In the Philippines, Rasa Raja takes pride in offering the first and only Philippine-made Indonesian homestyle sambal. You can say that their version is authentic because Mr. Suharjo, who co-owns the store with his wife, is a native of Indonesia.
The name “Raja Rasa” literally translates to “The King of Taste” in Bahasa, that’s why each bottle of sambal is bursting with not just spice, but also flavor. Try Raja Rasa’s Sambal Terasi, or sambal with fermented shrimp paste, which sells for Php 280 per 200 ml bottle, and the Sambal Matah , or Indonesian salsa in corn oil. This condiment is best paired with roasted or fried meat dishes like lechon, lechon kawali, and chicharon.
Gerald.ph offers premium European products, from imported meat and seafood, cheese and dairy, supplements, ready-to-bake pastry mix, spices, and even hard-to-find ingredients.
They have a wide range of imported and gourmet seafood like anchovies (Php 250/78g), which is a key ingredient in some recipes you may have tried. These filleted small green fish are preserved in olive oil and salt to bring out the umami flavor that one would taste in a Shrimp and Anchovy pasta recipe. You can also drizzle some of its oil and add anchovy bits to your Caesar Salad, or top your pizza with it for that extra flavor.
Another product that’s quite difficult to find in Manila is tahini (Php 275/200g). Widely used in Middle Eastern cuisine, tahini is made from 100% ground hulled sesame seeds with no added preservatives or artificial flavorings. If you’re making salad dressings like green goddess or maple, or preparing a hummus dip, tahini is a great substitute for mayonnaise as it is dairy-free.
Visit Gerald.ph online.
Ever tried truffle-based dishes – pasta, fries, rice -- from local restaurants and attempted to replicate them at home? This unique flavor does not come cheap, and for good reason: truffles are extremely rare to find. But thanks to Urbani Truffles, a leading producer of truffles from Italy, this luxury of an ingredient can now be found in the Philippines, and at a more affordable price.
Truffles are considered rare due to their wild nature -- black truffles, for example, can flourish as deep as two feet underground and thrive near oak trees and hazelnuts. They require special attention and care to be in perfect condition and are only available for picking on certain months of the year.
Urbani Truffles offers a variety of products like Black Truffles with Mushroom (Php 579/180g) and White Truffles with Porcini (Php 579/180g ). Try mixing these in your fried rice (and pair it with porchetta!) or add some to your cream pasta for an instant upgrade.
Visit Urbani Truffles online and in their physical store at the Gateway Mall, Araneta Center, Cubao.
If you’re on the hunt for a rare ingredient, a haven of world-class gourmet products and other imported goods can be found at Säntis Delicatessen, from dairy and dry products, to meat, fish, sauces and spices.
One exotic spice they carry is the pink peppercorns (Php 20/10g) which are known to grow in the coast of Brazil.
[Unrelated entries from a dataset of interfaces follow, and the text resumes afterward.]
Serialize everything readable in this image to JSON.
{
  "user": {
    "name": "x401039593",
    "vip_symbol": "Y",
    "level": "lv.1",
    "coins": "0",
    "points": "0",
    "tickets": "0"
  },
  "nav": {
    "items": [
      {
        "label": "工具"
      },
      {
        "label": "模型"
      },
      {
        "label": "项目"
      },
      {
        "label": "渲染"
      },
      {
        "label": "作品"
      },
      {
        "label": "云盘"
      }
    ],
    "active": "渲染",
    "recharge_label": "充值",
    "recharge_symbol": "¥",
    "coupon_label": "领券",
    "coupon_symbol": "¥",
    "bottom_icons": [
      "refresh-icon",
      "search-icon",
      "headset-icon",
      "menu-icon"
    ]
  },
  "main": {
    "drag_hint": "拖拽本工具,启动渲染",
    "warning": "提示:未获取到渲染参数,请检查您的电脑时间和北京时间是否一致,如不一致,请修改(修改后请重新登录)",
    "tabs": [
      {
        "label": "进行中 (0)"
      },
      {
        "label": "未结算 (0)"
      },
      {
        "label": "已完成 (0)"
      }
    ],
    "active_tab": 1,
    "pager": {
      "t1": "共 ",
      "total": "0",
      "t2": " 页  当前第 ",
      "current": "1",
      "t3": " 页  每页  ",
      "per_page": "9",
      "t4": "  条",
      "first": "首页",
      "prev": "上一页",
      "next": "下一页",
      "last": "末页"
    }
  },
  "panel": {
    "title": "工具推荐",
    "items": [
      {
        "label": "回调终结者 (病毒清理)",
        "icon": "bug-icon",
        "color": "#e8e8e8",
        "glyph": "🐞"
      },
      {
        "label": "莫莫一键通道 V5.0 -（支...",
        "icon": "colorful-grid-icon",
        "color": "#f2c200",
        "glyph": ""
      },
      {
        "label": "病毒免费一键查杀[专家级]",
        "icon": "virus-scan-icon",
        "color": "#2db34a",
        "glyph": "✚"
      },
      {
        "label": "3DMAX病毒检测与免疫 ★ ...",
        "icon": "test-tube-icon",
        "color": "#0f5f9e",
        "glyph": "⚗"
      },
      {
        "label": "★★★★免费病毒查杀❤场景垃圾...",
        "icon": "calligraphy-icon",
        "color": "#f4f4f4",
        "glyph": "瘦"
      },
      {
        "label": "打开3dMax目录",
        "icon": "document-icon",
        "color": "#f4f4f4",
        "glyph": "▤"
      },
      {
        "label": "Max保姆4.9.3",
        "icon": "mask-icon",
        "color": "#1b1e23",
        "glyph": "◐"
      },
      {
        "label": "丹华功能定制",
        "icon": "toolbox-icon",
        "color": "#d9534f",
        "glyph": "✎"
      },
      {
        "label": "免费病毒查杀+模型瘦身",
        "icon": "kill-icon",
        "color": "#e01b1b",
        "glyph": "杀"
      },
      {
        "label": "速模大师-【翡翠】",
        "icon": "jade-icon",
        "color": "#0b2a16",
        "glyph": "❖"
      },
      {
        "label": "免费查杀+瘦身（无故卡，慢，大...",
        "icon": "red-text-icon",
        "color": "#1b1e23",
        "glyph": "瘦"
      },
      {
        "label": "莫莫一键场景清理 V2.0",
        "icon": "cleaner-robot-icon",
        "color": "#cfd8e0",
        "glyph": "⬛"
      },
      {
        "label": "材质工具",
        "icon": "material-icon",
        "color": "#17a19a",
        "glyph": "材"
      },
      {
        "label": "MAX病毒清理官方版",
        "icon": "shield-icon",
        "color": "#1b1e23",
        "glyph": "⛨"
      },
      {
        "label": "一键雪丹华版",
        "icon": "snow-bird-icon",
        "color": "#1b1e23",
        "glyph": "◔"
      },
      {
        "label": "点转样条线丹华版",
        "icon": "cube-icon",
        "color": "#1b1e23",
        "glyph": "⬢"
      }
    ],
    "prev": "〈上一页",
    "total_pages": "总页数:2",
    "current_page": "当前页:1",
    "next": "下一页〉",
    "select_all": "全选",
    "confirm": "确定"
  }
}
This spice has a unique sweet and mild taste that can enhance dishes like roasted salmon, mixed greens, fried chicken, and even tilapia.
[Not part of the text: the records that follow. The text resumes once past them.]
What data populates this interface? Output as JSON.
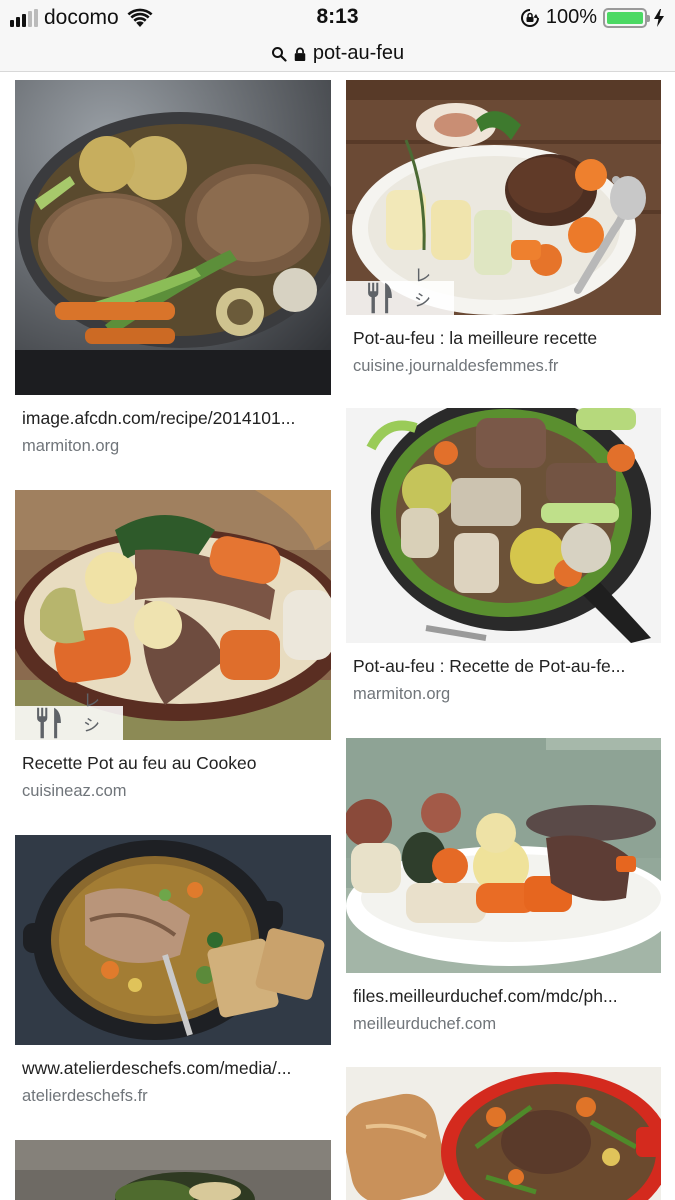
{
  "status_bar": {
    "carrier": "docomo",
    "time": "8:13",
    "battery": "100%",
    "battery_level": 1.0
  },
  "url_bar": {
    "url": "pot-au-feu"
  },
  "results": [
    {
      "title": "image.afcdn.com/recipe/2014101...",
      "domain": "marmiton.org",
      "badge": ""
    },
    {
      "title": "Pot-au-feu : la meilleure recette",
      "domain": "cuisine.journaldesfemmes.fr",
      "badge": "レシピ"
    },
    {
      "title": "Recette Pot au feu au Cookeo",
      "domain": "cuisineaz.com",
      "badge": "レシピ"
    },
    {
      "title": "Pot-au-feu : Recette de Pot-au-fe...",
      "domain": "marmiton.org",
      "badge": ""
    },
    {
      "title": "www.atelierdeschefs.com/media/...",
      "domain": "atelierdeschefs.fr",
      "badge": ""
    },
    {
      "title": "files.meilleurduchef.com/mdc/ph...",
      "domain": "meilleurduchef.com",
      "badge": ""
    },
    {
      "title": "",
      "domain": "",
      "badge": ""
    },
    {
      "title": "",
      "domain": "",
      "badge": ""
    }
  ],
  "icons": {
    "wifi": "wifi-icon",
    "rotation_lock": "rotation-lock-icon",
    "charging": "charging-bolt-icon",
    "search": "search-icon",
    "lock": "lock-icon",
    "recipe": "fork-knife-icon"
  },
  "colors": {
    "battery_fill": "#4cd964",
    "domain_text": "#70757a"
  }
}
Another rare herb is the saffron thread (Php 446/1g), which are thread-like red stigmas that give off a yellow hue to rice dishes such as paella. What makes this herb expensive and exotic is that it is tricky to harvest. Once its flower begins to bloom, it must be harvested the same day or it will wilt.
The search for that elusive ingredient is finally over! Which of these rare ingredients will you be adding to your pantry?